Beyond this coincidence, Carbon180 has “no preexisting relationships with famous people,” Noah Deich, its president and co-founder, told me last week.
Yet famous people have recently started to cultivate relationships with Carbon180. In the past few weeks, a growing list of celebrities have named Carbon180 as a beneficiary of their auction of “nonfungible tokens,” or NFTs, despite neither Deich nor the group seeking out their backing.
To give some sense of the scale: The experimental-pop musician Grimes, who has pledged a portion of her NFT sales to Carbon180, sold $6 million worth of digital-art NFTs last month—which is more than double Carbon180’s annual budget of $2.7 million.

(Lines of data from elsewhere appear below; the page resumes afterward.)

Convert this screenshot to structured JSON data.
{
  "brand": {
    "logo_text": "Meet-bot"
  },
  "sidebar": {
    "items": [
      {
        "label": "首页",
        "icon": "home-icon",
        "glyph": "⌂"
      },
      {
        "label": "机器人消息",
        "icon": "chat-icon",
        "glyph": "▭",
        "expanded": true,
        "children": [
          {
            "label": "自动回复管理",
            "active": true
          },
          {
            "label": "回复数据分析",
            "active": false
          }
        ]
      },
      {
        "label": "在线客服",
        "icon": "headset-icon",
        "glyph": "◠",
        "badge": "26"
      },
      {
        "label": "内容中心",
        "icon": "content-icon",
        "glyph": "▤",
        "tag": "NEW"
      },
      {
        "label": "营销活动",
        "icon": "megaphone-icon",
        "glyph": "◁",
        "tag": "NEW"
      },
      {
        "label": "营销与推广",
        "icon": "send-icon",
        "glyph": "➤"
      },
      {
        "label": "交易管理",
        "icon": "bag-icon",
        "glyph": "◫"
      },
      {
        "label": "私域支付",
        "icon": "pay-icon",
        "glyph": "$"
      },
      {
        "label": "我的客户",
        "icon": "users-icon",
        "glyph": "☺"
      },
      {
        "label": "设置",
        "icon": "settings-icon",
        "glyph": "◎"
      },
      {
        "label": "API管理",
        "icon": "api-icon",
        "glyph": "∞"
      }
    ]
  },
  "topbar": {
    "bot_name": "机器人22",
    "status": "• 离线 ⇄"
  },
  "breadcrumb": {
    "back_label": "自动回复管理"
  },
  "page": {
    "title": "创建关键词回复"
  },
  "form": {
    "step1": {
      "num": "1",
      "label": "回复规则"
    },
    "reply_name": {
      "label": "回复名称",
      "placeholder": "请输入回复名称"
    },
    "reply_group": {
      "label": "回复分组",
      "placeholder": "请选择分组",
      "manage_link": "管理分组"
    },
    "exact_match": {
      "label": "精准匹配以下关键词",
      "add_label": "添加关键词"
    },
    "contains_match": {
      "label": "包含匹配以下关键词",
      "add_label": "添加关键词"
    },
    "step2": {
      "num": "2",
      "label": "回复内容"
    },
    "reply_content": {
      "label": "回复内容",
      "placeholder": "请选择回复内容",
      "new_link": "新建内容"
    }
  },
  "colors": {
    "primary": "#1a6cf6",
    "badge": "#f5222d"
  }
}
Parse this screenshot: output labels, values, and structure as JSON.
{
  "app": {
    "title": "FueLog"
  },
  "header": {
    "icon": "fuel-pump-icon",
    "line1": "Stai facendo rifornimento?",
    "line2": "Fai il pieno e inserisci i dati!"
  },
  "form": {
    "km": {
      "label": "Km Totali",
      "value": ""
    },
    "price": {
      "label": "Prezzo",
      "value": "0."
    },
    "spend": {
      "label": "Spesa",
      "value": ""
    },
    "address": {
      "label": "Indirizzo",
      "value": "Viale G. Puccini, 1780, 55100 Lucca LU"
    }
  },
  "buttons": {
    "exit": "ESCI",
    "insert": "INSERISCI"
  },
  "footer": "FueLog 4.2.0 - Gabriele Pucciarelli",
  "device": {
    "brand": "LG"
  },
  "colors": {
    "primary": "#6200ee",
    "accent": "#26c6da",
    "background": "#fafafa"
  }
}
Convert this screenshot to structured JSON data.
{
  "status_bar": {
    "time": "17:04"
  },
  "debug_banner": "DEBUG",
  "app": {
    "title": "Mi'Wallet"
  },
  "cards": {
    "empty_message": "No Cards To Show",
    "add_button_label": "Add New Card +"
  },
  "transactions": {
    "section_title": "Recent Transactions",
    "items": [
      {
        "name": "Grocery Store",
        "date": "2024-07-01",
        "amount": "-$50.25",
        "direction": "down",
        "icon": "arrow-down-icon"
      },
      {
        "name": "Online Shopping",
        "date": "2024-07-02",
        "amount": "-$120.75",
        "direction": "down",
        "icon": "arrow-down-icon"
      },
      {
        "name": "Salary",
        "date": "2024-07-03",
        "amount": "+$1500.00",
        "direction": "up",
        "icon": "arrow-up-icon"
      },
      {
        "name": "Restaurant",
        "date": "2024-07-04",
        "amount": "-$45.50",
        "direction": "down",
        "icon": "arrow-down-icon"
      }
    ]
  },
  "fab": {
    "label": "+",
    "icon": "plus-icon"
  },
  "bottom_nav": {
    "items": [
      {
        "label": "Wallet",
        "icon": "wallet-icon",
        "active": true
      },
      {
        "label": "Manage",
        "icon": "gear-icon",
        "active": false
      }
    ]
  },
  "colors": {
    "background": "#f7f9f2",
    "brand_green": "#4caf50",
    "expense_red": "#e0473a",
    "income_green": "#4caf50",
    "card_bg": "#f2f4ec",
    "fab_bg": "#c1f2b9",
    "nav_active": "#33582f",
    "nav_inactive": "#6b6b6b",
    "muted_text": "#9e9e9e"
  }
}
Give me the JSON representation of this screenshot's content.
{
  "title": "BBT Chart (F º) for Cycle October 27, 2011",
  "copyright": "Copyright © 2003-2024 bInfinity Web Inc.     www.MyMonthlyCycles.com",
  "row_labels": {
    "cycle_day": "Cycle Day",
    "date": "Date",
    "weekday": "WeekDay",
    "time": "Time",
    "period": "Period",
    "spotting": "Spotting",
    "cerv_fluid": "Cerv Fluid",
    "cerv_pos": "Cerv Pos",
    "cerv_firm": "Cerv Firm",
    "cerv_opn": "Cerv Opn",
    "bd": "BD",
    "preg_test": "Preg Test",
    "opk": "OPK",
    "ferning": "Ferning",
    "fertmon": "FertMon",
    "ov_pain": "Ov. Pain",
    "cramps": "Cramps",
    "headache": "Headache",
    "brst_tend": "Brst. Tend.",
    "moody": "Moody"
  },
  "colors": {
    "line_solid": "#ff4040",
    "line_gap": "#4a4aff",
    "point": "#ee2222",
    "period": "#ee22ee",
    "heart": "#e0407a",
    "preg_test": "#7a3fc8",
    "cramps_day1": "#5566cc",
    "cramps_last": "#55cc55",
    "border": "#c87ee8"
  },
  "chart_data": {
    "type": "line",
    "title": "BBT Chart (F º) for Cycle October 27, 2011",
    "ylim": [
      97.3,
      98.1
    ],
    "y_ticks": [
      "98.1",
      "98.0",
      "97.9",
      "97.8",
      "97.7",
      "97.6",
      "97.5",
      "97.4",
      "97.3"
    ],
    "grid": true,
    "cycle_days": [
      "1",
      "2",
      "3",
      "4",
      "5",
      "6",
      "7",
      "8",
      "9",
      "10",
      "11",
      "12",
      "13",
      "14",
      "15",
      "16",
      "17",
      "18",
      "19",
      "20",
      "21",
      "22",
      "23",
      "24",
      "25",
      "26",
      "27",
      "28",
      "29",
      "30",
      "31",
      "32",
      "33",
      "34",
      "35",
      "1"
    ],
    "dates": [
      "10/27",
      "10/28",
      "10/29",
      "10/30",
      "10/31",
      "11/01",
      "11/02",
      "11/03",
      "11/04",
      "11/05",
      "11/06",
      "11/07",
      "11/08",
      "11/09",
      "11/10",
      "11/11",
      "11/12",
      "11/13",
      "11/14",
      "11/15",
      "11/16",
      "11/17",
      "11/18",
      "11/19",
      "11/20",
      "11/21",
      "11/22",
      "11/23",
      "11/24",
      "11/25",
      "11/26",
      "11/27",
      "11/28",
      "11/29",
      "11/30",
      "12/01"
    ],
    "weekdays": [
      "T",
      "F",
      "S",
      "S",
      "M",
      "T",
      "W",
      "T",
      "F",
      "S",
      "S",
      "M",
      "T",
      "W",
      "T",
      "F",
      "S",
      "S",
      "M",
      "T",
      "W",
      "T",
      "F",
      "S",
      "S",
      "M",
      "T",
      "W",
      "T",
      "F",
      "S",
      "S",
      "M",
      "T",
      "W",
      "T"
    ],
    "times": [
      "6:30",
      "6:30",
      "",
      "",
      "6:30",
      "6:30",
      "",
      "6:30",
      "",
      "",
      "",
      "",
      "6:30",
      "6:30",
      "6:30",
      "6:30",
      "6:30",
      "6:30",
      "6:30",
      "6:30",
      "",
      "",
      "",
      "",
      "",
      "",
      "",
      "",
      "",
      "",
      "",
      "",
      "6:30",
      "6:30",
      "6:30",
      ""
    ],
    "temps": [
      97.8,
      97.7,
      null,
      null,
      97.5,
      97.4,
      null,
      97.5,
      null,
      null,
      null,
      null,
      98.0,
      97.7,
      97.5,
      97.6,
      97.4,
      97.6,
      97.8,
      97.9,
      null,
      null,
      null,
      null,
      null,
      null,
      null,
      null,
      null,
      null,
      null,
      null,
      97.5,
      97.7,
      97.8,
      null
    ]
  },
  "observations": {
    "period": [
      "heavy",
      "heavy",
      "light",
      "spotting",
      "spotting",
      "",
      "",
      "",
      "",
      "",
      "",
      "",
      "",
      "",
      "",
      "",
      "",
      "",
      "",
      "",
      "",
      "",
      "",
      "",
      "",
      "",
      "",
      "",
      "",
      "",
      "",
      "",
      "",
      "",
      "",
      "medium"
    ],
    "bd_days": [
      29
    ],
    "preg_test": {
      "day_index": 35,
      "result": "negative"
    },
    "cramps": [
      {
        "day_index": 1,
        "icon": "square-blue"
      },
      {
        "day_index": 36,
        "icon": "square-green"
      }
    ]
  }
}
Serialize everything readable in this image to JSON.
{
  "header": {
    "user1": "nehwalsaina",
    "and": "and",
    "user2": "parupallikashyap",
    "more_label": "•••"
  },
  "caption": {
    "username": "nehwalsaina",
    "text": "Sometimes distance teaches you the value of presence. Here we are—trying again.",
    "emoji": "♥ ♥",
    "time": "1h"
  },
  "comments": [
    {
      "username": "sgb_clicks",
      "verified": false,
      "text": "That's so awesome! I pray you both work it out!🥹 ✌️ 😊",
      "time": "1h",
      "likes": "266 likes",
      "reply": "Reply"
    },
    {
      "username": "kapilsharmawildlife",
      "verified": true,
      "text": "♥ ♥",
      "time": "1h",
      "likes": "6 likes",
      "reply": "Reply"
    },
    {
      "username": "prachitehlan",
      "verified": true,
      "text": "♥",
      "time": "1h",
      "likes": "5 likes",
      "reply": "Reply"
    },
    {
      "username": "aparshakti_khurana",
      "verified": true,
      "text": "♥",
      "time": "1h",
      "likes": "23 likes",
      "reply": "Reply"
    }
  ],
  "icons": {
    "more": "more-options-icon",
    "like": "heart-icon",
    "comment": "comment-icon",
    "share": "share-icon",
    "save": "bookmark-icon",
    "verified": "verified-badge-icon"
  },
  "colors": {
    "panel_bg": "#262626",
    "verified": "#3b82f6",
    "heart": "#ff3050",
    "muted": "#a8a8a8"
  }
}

So Deich is delighted by the sudden support (even if it’s not yet clear what exact portion of these proceeds will be donated, or when that transfer might happen). Yet the gusher is also somewhat astonishing to watch. It points to the new and sometimes contradictory nexus of celebrity and energy in our newly climate-concerned popular culture.